Rene Aqueron, the short-season Foreign-Born Player of the Year, swung a hot bat at the start of the 2005 campaign and never cooled off.
The 24-year-old, who was born in Mayaguez, Puerto Rico, reached base 10 times over his first three games of the season for the Bluefield Orioles. In those three games, he went 5-for-6 with a homer, double, five runs scored and five walks.
Not a bad way to start a Minor League career.
Using his scorching debut as a springboard, Aqueron pummeled Appalachian League hurlers throughout the circuit's 68-game season. The versatile switch-hitter, who finished the year with a league-leading .405 average, found a way to collect base hits no matter what the circumstance. Aqueron hit .495 on the road, .437 against righties, and .426 with runners in scoring position. He collected a hit from every spot in the lineup while playing defensively at second base, third base and designated hitter.
Those are impressive numbers for any player's first season in the Minor Leagues, but especially so considering that Aqueron was signed by the Orioles as an undrafted free agent. After graduating from Indiana's Bradley State University in 2004, Aqueron was overlooked by all 30 Major League teams in that year's draft.
David Stockstill, the Orioles' farm director, was perplexed by this fact. "I was very surprised he slipped through the cracks; our scouts liked him very much," he recalled. "We invited him to a Spring Training tryout and signed him on the strength of that."
Stockstill feels that there is much to recommend about Aqueron. "He's a very hard-working player," he said. "He has excellent hands and good instincts, works the count and is outstanding at putting the ball in play. We could have moved him up during the season, but we'll worry about that next year. We felt that at Bluefield, he had the best chance to be successful."
Successful he was, but Aqueron still has a long way to go. After all, Bluefield is in the Rookie leagues, the lowest rung of the Minor League ladder.
"Aqueron needs a defensive position," Stockstill said, "as opposed to three or four. We're looking at third base for the long term.
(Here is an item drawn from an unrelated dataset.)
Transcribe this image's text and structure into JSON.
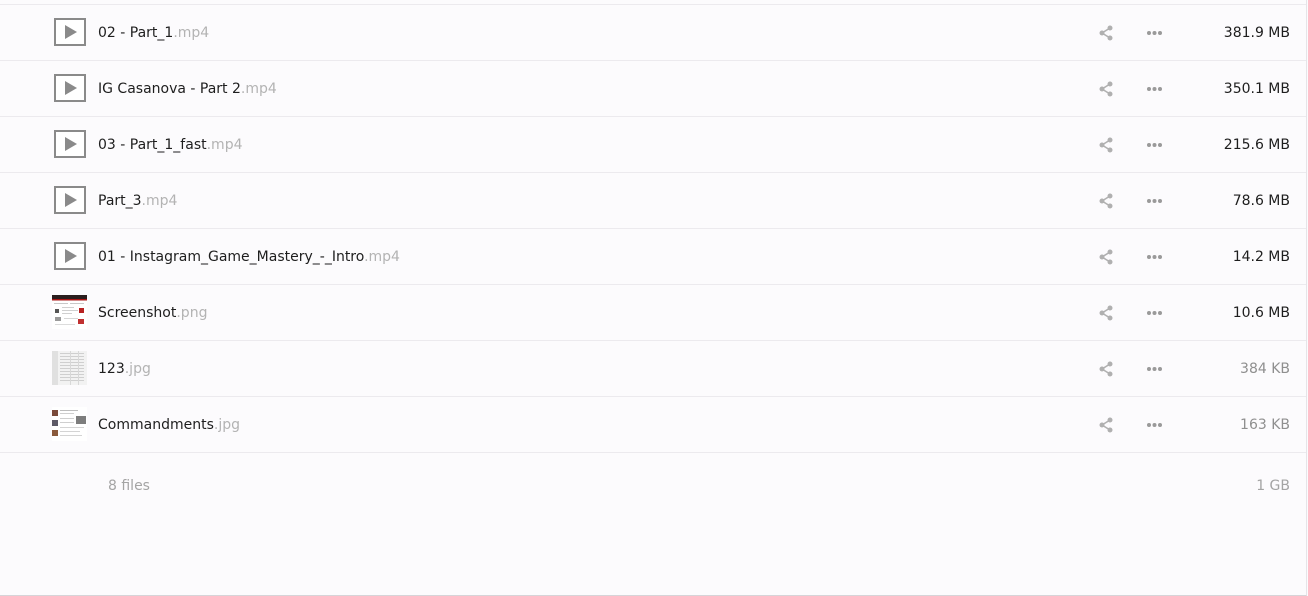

In 2006 we'll start him at (Class A Advanced) Delmarva, and with another successful beginning, we can move him on from there."
This story was not subject to the approval of the National Association of Professional Baseball Leagues or its clubs.